Asthma and back to school
Glenn Ellis | 9/6/2019, 6 a.m.
As summer winds down and talk in households around the country turns to back-to-school preparations, many parents and students are getting ready for another school year with the challenges of asthma.
Asthma is a leading chronic illness among children and adolescents in the United States. It is also one of the leading causes of school absenteeism.
On average, in a classroom of 30 children, about three are likely to have asthma. This contributes to more than 10 million school days lost to asthma each year.
Asthma is a reversible lung disease caused by the narrowing or blocking of the lungs’ airways, often as a response to various triggers. Asthma triggers vary from person to person, but may include cigarette and other smoke, mold, pollens, dust, animal dander, exercise, cold air, household and industrial products, air pollutants and infections.
One of the little-known asthma triggers are cockroaches. These and other kinds of triggers can lead to spasms in the lungs, causing asthma attacks. Asthma symptoms include coughing, wheezing and shortness of breath and can be life-threatening if not properly managed.

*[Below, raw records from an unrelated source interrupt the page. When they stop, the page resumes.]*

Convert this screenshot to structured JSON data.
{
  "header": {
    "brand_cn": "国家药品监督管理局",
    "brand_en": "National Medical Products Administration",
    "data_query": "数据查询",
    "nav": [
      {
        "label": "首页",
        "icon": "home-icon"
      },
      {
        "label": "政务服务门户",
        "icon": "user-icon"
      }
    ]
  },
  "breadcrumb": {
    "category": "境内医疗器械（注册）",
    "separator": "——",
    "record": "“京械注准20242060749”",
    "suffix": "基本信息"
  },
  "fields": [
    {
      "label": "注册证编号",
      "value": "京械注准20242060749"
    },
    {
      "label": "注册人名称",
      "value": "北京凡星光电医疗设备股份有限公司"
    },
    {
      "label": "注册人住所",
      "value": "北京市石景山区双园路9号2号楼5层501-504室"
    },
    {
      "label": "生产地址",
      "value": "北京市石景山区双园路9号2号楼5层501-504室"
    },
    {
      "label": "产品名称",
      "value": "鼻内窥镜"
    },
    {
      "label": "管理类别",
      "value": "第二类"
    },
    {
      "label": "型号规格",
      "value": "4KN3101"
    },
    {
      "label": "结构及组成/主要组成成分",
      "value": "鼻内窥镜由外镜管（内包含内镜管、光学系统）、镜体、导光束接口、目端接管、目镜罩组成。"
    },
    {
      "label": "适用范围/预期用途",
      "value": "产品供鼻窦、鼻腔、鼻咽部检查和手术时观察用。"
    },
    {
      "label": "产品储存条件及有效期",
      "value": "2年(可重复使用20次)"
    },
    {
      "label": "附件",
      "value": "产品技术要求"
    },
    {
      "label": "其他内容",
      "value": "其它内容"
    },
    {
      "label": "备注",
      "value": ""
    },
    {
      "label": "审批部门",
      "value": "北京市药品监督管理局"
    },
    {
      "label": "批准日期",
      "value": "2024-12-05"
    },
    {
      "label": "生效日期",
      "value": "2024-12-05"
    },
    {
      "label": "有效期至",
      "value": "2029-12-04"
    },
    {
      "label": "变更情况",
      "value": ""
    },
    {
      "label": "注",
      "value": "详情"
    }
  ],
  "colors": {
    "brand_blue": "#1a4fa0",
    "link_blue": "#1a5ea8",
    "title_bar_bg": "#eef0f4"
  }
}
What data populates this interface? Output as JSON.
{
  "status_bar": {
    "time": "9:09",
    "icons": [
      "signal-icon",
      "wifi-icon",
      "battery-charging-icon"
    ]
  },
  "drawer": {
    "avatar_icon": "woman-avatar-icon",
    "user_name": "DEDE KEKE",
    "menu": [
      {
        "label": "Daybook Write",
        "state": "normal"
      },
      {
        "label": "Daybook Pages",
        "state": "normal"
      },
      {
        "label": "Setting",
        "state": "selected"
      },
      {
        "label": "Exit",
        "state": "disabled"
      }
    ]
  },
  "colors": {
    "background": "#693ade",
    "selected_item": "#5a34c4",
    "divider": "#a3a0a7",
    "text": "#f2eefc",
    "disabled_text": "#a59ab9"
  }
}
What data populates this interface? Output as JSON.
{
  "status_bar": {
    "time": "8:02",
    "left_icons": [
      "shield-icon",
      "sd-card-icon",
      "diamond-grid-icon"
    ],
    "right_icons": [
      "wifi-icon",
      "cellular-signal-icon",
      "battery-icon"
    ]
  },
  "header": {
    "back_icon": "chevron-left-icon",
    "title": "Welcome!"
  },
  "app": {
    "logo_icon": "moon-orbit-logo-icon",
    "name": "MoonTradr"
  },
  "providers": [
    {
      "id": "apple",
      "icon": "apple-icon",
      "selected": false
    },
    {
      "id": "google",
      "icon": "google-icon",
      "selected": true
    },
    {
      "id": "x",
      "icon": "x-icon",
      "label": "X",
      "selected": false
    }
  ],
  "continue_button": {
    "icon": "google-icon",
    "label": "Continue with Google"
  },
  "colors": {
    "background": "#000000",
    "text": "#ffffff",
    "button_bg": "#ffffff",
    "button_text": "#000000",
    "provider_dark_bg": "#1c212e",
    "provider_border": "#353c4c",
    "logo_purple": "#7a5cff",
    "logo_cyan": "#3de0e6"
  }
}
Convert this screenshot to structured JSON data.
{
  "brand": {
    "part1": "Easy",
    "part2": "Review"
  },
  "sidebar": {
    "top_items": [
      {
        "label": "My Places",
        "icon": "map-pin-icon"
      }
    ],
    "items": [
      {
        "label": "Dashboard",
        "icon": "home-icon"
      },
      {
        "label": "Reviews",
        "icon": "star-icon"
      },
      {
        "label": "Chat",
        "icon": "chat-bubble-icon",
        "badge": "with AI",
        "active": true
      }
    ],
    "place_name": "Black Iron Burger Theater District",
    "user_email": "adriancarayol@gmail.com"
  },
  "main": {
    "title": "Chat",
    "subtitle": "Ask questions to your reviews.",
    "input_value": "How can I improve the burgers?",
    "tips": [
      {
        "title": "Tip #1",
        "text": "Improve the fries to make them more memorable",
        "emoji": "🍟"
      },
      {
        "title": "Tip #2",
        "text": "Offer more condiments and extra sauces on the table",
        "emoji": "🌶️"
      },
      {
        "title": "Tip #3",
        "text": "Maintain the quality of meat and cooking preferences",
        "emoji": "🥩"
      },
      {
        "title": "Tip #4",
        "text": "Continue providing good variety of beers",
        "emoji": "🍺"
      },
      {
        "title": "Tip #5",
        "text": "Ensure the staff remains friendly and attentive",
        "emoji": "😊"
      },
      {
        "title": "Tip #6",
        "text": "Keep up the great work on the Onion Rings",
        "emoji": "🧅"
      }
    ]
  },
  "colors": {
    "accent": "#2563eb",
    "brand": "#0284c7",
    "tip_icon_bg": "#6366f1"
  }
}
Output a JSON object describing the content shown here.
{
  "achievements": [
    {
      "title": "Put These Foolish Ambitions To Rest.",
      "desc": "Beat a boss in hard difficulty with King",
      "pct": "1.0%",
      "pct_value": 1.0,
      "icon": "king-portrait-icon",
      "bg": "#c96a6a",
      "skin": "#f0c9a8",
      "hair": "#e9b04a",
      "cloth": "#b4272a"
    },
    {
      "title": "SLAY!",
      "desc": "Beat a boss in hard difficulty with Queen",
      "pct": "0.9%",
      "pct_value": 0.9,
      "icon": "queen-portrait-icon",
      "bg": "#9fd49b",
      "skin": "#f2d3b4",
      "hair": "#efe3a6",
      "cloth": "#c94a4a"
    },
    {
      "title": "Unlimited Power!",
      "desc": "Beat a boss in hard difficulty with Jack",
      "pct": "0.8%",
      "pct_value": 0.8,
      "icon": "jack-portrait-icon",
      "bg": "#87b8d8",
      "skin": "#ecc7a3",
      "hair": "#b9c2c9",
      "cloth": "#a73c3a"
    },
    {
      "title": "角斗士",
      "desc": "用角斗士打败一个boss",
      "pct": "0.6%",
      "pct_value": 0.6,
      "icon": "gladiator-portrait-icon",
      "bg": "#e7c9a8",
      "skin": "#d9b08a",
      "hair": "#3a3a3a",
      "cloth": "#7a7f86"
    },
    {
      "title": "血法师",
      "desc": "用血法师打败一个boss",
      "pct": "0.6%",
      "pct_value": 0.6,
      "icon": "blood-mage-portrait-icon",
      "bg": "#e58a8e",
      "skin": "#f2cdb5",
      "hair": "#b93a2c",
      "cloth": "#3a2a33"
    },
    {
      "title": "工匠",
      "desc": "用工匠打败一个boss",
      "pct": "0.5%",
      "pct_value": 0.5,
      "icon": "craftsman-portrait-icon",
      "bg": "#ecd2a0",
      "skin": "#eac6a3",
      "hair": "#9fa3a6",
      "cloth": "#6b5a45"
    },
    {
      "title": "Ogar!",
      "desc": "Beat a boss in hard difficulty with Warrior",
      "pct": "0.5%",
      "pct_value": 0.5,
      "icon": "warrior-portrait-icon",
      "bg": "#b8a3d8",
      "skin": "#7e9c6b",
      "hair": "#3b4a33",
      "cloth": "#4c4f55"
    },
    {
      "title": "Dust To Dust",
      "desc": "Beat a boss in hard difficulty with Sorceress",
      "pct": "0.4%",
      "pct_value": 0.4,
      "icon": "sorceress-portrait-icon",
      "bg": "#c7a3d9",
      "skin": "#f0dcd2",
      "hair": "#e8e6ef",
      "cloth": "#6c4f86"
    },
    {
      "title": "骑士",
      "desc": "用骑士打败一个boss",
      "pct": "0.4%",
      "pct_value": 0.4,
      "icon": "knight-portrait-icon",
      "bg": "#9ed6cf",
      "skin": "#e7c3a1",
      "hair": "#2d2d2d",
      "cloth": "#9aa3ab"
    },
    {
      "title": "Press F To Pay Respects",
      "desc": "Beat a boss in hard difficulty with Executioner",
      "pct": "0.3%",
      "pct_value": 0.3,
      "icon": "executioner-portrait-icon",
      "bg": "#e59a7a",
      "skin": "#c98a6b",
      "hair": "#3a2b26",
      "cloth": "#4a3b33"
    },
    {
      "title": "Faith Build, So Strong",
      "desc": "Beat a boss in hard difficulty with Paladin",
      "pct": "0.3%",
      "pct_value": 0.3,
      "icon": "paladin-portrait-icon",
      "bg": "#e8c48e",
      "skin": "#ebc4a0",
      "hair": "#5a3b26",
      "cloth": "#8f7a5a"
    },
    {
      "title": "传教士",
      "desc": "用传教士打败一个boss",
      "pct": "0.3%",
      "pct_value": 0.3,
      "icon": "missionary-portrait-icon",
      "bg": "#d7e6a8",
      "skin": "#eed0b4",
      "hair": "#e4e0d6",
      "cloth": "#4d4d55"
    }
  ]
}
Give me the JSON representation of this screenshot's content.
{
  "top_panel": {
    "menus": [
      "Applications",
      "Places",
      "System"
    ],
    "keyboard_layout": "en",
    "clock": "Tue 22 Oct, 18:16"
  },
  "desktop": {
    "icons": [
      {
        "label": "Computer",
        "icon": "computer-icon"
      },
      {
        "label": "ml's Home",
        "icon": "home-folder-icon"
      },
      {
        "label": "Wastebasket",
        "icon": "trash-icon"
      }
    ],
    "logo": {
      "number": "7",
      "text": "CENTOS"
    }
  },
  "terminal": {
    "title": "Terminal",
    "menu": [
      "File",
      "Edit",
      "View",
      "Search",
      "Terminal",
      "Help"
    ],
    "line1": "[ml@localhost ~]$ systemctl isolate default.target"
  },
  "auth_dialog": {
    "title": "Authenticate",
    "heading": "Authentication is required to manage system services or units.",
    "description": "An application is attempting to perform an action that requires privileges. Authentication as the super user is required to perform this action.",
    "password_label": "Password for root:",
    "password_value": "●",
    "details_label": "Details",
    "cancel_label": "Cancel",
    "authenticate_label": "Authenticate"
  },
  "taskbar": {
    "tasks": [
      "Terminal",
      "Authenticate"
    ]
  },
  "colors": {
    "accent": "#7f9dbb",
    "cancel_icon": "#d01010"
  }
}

There are disparities in the burden of asthma. Although asthma affects Americans of all ages, races and ethnic groups, low-income and minority populations experience substantially higher rates of fatalities, hospital admissions and emergency room visits because of asthma.
According to the federal Centers for Disease Control and Prevention, black children are twice as likely to have asthma as white children. And black children are 10 times more likely than white children to die of complications from asthma.
The burden of this chronic disease is felt every day at the individual level, whether it’s a frightening asthma attack or the constant vigilance and adherence to treatment plans required to keep it under control.
Here are several tips to help parents of children with asthma to get ready for the new school year:
Asthma Action Plan — Ask your child’s doctor for a written Asthma Action Plan for the school. This plan should include a list of things that make your child’s asthma worse, what medicine to use to treat symptoms, what medication to use as a pre-treatment before exercise and emergency telephone numbers.
Meet with school staff — Plan a meeting with school staff in the beginning weeks of the school year. It is helpful to have the school nurse, health aide, teacher and physical education teacher at the meeting, if possible. Your child also can be involved in the meeting. Take the written Asthma Action Plan to the meeting.
Special supplies at school — Keep a peak flow meter, spacer and rescue medicine at school for your child. Be sure your child’s teacher knows that the medication is there should a problem arise. Make sure the rescue medicine has not passed its expiration date. Take these items home at the end of each school year.
Gym class — Make sure your child has a pre-treatment for gym class or other physical activities, especially outdoors in cold weather. It is important to be sure that all teachers know this medication is to prevent problems or to take care of them should they occur.